consumers and business.
economists, though, are dialing down their forecasts for
rate hikes in 2019. Instead of three or four more rate
hikes, many now say the Fed will slow its pace and nudge
up rates one or two times in 2019.
Rankin expects the Fed to hold tight early next year and
move to raise rates at meetings in June and September.
storm clouds, though, mean the Fed likely would need to
stop raising rates by late 2019 — and possibly move in
end of next year, we expect the Fed to be forced to
reverse course and start lowering rates,” wrote Diane
Swonk, chief economist at Grant Thornton, in a December
Fed could need to react late next year to signs that the
economy is edging closer toward a recession.
Federal Reserve sounded “almost giddy” about the
economy earlier in 2018, Swonk noted that the Fed has
shifted its tone lately.
moved up her forecast for the next recession by six
months and now expects a recession to hit in the first
half of 2020.
going to happen to my 401(k)?
volatility on Wall Street gives the Fed more room to
pull back on raising rates. But it makes everyday
investors increasingly on edge.
Jones industrial average was down nearly 9 percent from
its record high of 26,828.39 points hit on Oct. 3
through early December.
yourself for more volatility ahead. The bull market

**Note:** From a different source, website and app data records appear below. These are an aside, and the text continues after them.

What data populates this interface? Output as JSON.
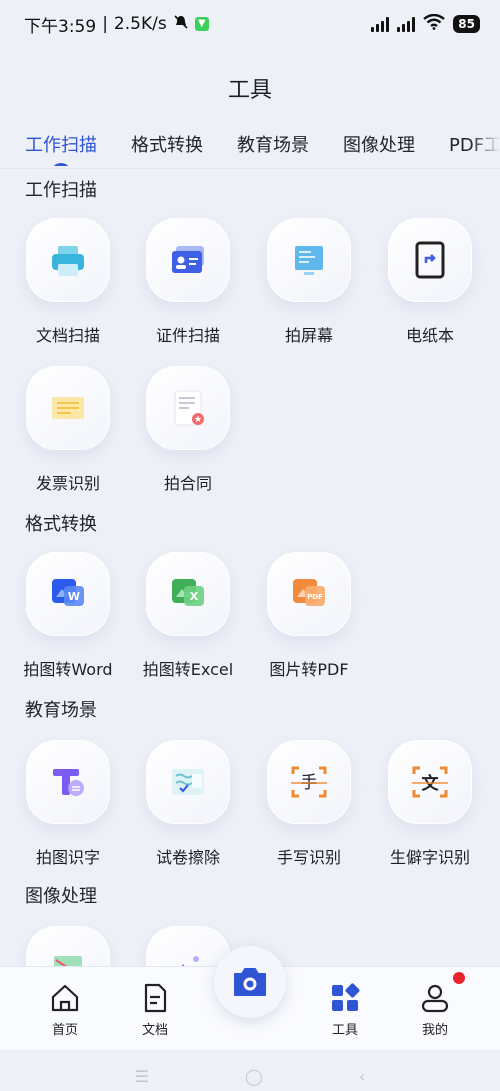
{
  "status_bar": {
    "time": "下午3:59",
    "speed": "2.5K/s",
    "battery": "85"
  },
  "header": {
    "title": "工具"
  },
  "tabs": [
    "工作扫描",
    "格式转换",
    "教育场景",
    "图像处理",
    "PDF工"
  ],
  "sections": {
    "work_scan": {
      "title": "工作扫描",
      "items": [
        "文档扫描",
        "证件扫描",
        "拍屏幕",
        "电纸本",
        "发票识别",
        "拍合同"
      ]
    },
    "format_convert": {
      "title": "格式转换",
      "items": [
        "拍图转Word",
        "拍图转Excel",
        "图片转PDF"
      ]
    },
    "education": {
      "title": "教育场景",
      "items": [
        "拍图识字",
        "试卷擦除",
        "手写识别",
        "生僻字识别"
      ]
    },
    "image_process": {
      "title": "图像处理"
    }
  },
  "bottom_nav": {
    "home": "首页",
    "docs": "文档",
    "tools": "工具",
    "mine": "我的"
  },
  "colors": {
    "accent": "#2f55d4",
    "background": "#eef0f7",
    "notification_dot": "#e8232d"
  }
}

might — or might not — survive long enough to make
its 10th birthday next March.
Street market watchers suggest trimming one’s exposure
to U.S. stocks. But you don’t want to panic and bail,
especially if you’re investing for the long term.
Sowerby, managing director and portfolio manager with
Ancora Advisers, said some rebalancing may be worthwhile
for many investors.
warned that there continues to be more risk in the bond
market, as interest rates climb higher. So one cannot
simply sell stocks and buy more bonds as a way to run to
safety, Sowerby said.
economic growth slows significantly next year, Wall
Street could face more bumps ahead.
long-term investors willing to take on more risk,
Sowerby said, some beaten down groups include emerging
market stocks and select U.S. small company stocks.
your risk. Some suggest lightening exposure to growth
stocks. Consider parking some cash on the sidelines.
you’re prepared to ride out a storm, though, by taking
care to have cash in an emergency fund — and not
blindly plowing every dollar into your 401(k).
it cost me more to borrow in 2019?
answer, depends what you’re buying.
you’re shopping for a home, there’s a chance that
rates can fall from here.
30-year mortgage rate is around 4.9 percent on average
and could be heading toward 4.5 percent by the end of
2019, according to Greg McBride, chief financial analyst
rate is likely if the economy slows down and we edge
closer to a full-fledged recession in 2020.
rate — closer to 5.5 percent — could be possible for
mortgages if the economy keeps humming along and
inflation picks up, he said.
though, says it seems more likely that mortgage rates
will drop a bit later in 2019 as the economy loses
you’re planning to buy a car, expect to pay higher
rates since car loans track actions taken by the Federal
Reserve more closely.
five-year new car loan is averaging around 4.9 percent
now, according to Bankrate.com. The average rate on a
four-year used car loan is 5.72 percent.
another rate hike this month, and two next year, by the
end of 2019 auto loan rates will average 5.35 percent on
a five-year new car loan and 6.2 percent on a four-year
used car loan,” McBride said.
likely to happen to auto sales?
Chesbrough, senior economist at Cox Automotive, is
forecasting light vehicle sales in the 16.6-million
range in 2019, that’s down from a projected 17.1
million to 17.2 million cars and light trucks sold in
higher interest rates are starting to take a bite out of
consumers’ wallets,” Chesbrough said.
expects two, possibly three, more rate hikes from the
Fed in 2019. Higher rates drive up borrowing costs, so
it could be more costly to finance or lease a car later
in the year.
he noted that 16.6 million is a fairly strong year for
Motors is shifting away from its mix of sedans and small
cars to focus on the production of more profitable SUVs
and trucks, as part of a restructuring plan to stay
ahead of any broader economic downturn.
overall, the U.S. jobs picture, including the auto
industry, is expected to be good.
not expecting any kind of collapse in the market,” he